● **Raw data**

····················

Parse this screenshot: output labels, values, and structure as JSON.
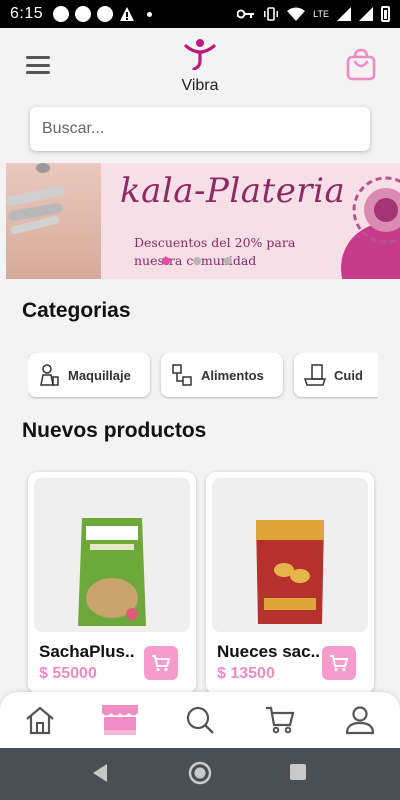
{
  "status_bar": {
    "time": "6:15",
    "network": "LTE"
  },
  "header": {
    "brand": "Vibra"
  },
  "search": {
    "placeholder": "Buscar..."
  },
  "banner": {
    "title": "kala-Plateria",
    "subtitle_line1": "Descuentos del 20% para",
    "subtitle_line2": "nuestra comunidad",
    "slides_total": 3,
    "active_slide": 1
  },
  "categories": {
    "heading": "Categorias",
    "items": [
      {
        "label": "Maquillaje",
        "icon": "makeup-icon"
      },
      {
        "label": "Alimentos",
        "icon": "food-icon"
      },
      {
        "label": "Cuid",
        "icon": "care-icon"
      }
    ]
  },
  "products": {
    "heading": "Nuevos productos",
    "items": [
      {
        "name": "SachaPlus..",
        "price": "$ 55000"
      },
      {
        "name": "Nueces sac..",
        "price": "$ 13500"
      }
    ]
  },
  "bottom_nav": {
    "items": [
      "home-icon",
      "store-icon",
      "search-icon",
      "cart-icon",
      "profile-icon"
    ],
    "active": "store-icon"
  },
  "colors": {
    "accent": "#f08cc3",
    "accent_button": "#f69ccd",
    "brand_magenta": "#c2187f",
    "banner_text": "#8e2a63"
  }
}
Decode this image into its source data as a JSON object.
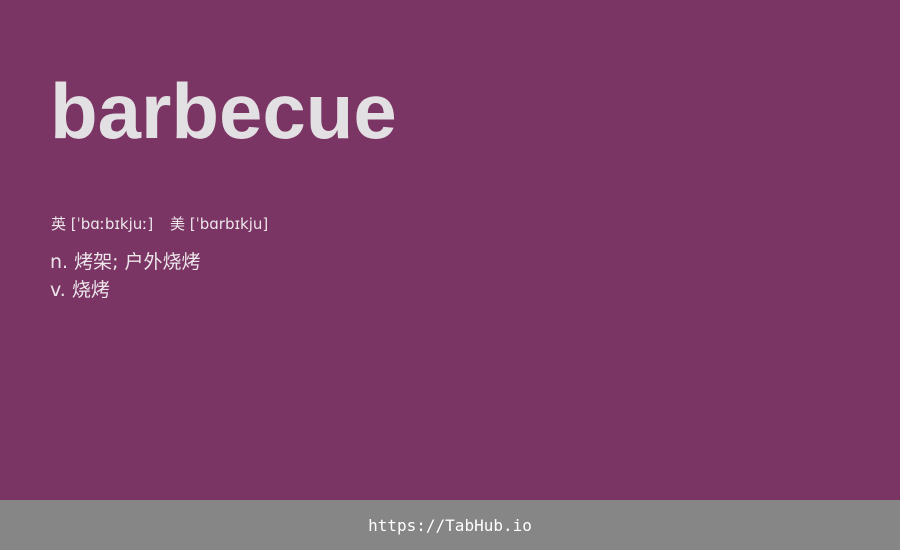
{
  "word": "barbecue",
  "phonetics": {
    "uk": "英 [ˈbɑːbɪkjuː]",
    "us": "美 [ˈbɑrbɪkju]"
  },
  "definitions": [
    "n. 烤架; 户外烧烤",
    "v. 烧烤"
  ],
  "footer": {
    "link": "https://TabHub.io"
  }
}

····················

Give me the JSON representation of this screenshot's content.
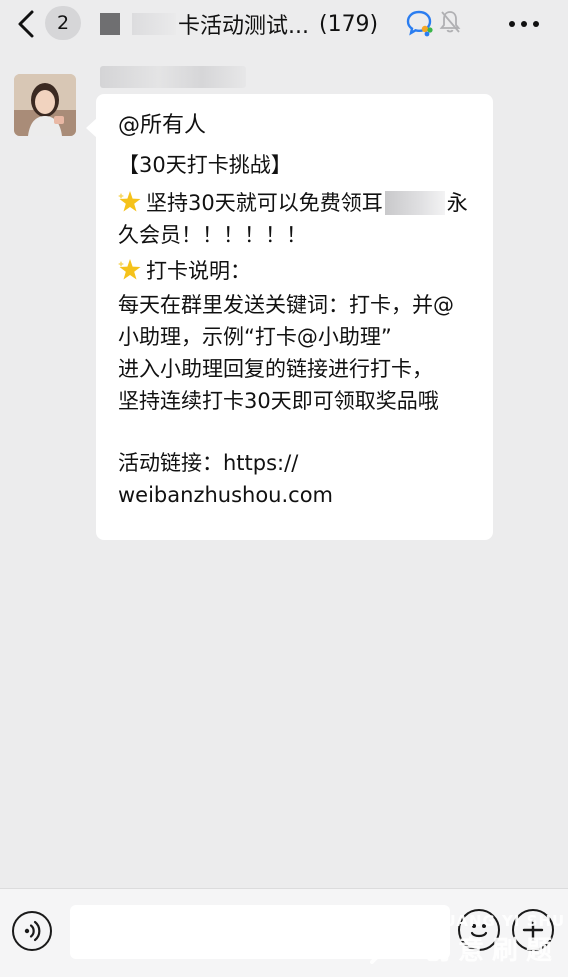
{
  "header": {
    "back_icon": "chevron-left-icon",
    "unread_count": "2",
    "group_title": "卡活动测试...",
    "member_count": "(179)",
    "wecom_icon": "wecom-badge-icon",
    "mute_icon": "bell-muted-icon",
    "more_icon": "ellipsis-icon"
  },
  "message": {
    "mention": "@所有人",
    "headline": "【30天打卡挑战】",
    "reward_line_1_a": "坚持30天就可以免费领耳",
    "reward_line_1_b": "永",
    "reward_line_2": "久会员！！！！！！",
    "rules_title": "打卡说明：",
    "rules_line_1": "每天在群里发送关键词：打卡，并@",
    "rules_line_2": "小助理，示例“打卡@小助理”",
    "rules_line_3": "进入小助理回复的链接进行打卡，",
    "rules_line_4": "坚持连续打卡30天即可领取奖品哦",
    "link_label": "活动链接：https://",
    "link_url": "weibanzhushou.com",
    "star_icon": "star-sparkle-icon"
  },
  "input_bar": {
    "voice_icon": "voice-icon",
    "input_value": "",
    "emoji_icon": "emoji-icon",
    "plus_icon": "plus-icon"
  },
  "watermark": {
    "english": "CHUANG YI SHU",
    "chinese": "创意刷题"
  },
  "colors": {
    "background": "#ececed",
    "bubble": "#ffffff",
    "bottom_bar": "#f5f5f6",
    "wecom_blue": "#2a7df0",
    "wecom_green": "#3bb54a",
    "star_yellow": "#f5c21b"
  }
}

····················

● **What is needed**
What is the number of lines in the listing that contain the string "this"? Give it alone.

● **Written solution**
3